### [Brief]
Leave the images behind and copy every record exactly.

──────── Given records ────────

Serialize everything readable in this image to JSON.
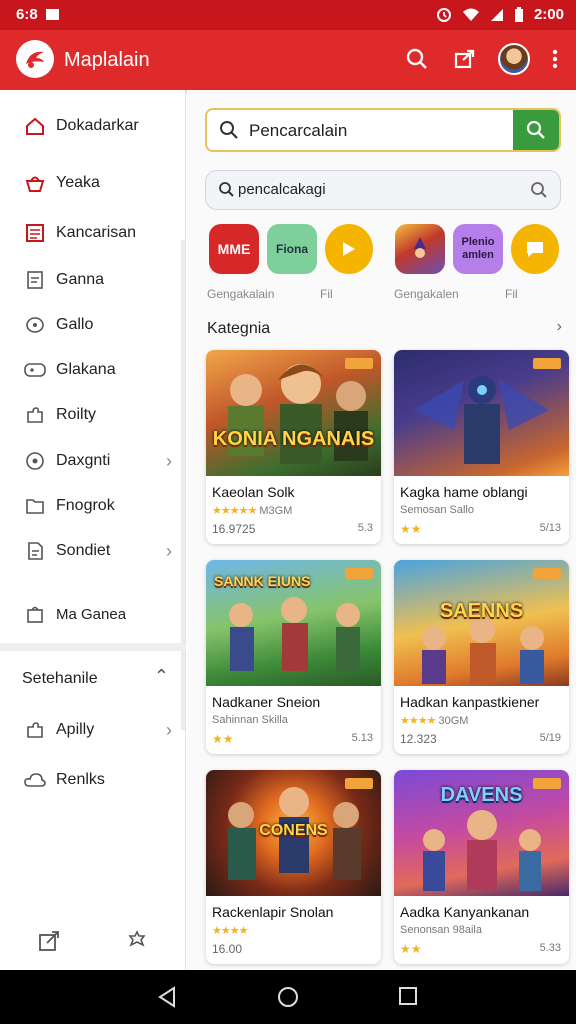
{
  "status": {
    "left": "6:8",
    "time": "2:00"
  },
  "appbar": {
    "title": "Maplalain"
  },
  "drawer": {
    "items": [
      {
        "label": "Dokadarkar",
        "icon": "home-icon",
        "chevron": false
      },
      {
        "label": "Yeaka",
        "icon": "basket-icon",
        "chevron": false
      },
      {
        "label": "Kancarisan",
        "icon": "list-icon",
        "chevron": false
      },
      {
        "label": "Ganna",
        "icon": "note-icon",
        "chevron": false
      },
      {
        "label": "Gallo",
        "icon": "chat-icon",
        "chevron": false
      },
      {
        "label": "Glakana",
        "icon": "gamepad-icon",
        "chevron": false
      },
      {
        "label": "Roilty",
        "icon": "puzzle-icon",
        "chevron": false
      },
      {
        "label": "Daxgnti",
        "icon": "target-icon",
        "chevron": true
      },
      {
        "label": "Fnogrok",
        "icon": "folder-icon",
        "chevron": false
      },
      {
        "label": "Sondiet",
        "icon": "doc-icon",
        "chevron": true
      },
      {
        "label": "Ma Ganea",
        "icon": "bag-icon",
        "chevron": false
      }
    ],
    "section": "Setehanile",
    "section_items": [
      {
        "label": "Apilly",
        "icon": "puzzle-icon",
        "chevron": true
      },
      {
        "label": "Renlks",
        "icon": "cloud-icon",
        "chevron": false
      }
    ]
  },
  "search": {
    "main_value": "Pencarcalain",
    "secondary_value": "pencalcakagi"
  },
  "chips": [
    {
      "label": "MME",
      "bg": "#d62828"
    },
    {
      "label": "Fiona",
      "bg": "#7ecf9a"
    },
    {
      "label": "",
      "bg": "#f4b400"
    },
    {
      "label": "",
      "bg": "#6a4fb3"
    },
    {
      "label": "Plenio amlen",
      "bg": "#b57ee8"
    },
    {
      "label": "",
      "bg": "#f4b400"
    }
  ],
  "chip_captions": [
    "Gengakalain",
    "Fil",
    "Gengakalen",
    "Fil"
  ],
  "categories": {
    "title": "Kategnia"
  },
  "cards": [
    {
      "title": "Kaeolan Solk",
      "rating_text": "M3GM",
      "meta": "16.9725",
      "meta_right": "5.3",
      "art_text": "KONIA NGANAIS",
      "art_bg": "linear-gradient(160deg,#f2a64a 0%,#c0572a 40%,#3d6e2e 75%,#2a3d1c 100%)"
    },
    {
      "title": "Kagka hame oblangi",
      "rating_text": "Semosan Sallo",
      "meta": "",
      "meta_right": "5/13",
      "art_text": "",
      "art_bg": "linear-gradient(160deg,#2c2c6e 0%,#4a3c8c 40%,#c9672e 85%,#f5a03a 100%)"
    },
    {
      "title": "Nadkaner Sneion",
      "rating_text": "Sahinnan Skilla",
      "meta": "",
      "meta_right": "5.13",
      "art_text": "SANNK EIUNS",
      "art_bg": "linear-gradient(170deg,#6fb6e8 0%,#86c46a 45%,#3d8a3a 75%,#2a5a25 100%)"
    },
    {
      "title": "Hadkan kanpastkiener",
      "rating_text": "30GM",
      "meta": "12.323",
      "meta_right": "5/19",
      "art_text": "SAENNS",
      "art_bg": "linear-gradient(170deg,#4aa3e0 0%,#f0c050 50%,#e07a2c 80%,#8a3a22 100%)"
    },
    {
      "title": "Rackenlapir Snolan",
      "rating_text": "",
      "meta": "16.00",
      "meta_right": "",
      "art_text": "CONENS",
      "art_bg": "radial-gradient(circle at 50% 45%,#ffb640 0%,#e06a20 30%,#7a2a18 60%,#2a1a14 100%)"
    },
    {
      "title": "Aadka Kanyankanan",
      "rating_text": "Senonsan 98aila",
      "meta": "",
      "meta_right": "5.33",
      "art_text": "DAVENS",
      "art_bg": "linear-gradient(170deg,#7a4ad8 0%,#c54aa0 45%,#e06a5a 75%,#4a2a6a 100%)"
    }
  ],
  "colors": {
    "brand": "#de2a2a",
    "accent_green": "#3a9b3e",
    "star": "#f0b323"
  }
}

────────

### [Exercise output]
Serialize everything readable in this image to JSON.
{
  "status": {
    "left": "6:8",
    "time": "2:00"
  },
  "appbar": {
    "title": "Maplalain"
  },
  "drawer": {
    "items": [
      {
        "label": "Dokadarkar",
        "icon": "home-icon",
        "chevron": false
      },
      {
        "label": "Yeaka",
        "icon": "basket-icon",
        "chevron": false
      },
      {
        "label": "Kancarisan",
        "icon": "list-icon",
        "chevron": false
      },
      {
        "label": "Ganna",
        "icon": "note-icon",
        "chevron": false
      },
      {
        "label": "Gallo",
        "icon": "chat-icon",
        "chevron": false
      },
      {
        "label": "Glakana",
        "icon": "gamepad-icon",
        "chevron": false
      },
      {
        "label": "Roilty",
        "icon": "puzzle-icon",
        "chevron": false
      },
      {
        "label": "Daxgnti",
        "icon": "target-icon",
        "chevron": true
      },
      {
        "label": "Fnogrok",
        "icon": "folder-icon",
        "chevron": false
      },
      {
        "label": "Sondiet",
        "icon": "doc-icon",
        "chevron": true
      },
      {
        "label": "Ma Ganea",
        "icon": "bag-icon",
        "chevron": false
      }
    ],
    "section": "Setehanile",
    "section_items": [
      {
        "label": "Apilly",
        "icon": "puzzle-icon",
        "chevron": true
      },
      {
        "label": "Renlks",
        "icon": "cloud-icon",
        "chevron": false
      }
    ]
  },
  "search": {
    "main_value": "Pencarcalain",
    "secondary_value": "pencalcakagi"
  },
  "chips": [
    {
      "label": "MME",
      "bg": "#d62828"
    },
    {
      "label": "Fiona",
      "bg": "#7ecf9a"
    },
    {
      "label": "",
      "bg": "#f4b400"
    },
    {
      "label": "",
      "bg": "#6a4fb3"
    },
    {
      "label": "Plenio amlen",
      "bg": "#b57ee8"
    },
    {
      "label": "",
      "bg": "#f4b400"
    }
  ],
  "chip_captions": [
    "Gengakalain",
    "Fil",
    "Gengakalen",
    "Fil"
  ],
  "categories": {
    "title": "Kategnia"
  },
  "cards": [
    {
      "title": "Kaeolan Solk",
      "rating_text": "M3GM",
      "meta": "16.9725",
      "meta_right": "5.3",
      "art_text": "KONIA NGANAIS",
      "art_bg": "linear-gradient(160deg,#f2a64a 0%,#c0572a 40%,#3d6e2e 75%,#2a3d1c 100%)"
    },
    {
      "title": "Kagka hame oblangi",
      "rating_text": "Semosan Sallo",
      "meta": "",
      "meta_right": "5/13",
      "art_text": "",
      "art_bg": "linear-gradient(160deg,#2c2c6e 0%,#4a3c8c 40%,#c9672e 85%,#f5a03a 100%)"
    },
    {
      "title": "Nadkaner Sneion",
      "rating_text": "Sahinnan Skilla",
      "meta": "",
      "meta_right": "5.13",
      "art_text": "SANNK EIUNS",
      "art_bg": "linear-gradient(170deg,#6fb6e8 0%,#86c46a 45%,#3d8a3a 75%,#2a5a25 100%)"
    },
    {
      "title": "Hadkan kanpastkiener",
      "rating_text": "30GM",
      "meta": "12.323",
      "meta_right": "5/19",
      "art_text": "SAENNS",
      "art_bg": "linear-gradient(170deg,#4aa3e0 0%,#f0c050 50%,#e07a2c 80%,#8a3a22 100%)"
    },
    {
      "title": "Rackenlapir Snolan",
      "rating_text": "",
      "meta": "16.00",
      "meta_right": "",
      "art_text": "CONENS",
      "art_bg": "radial-gradient(circle at 50% 45%,#ffb640 0%,#e06a20 30%,#7a2a18 60%,#2a1a14 100%)"
    },
    {
      "title": "Aadka Kanyankanan",
      "rating_text": "Senonsan 98aila",
      "meta": "",
      "meta_right": "5.33",
      "art_text": "DAVENS",
      "art_bg": "linear-gradient(170deg,#7a4ad8 0%,#c54aa0 45%,#e06a5a 75%,#4a2a6a 100%)"
    }
  ],
  "colors": {
    "brand": "#de2a2a",
    "accent_green": "#3a9b3e",
    "star": "#f0b323"
  }
}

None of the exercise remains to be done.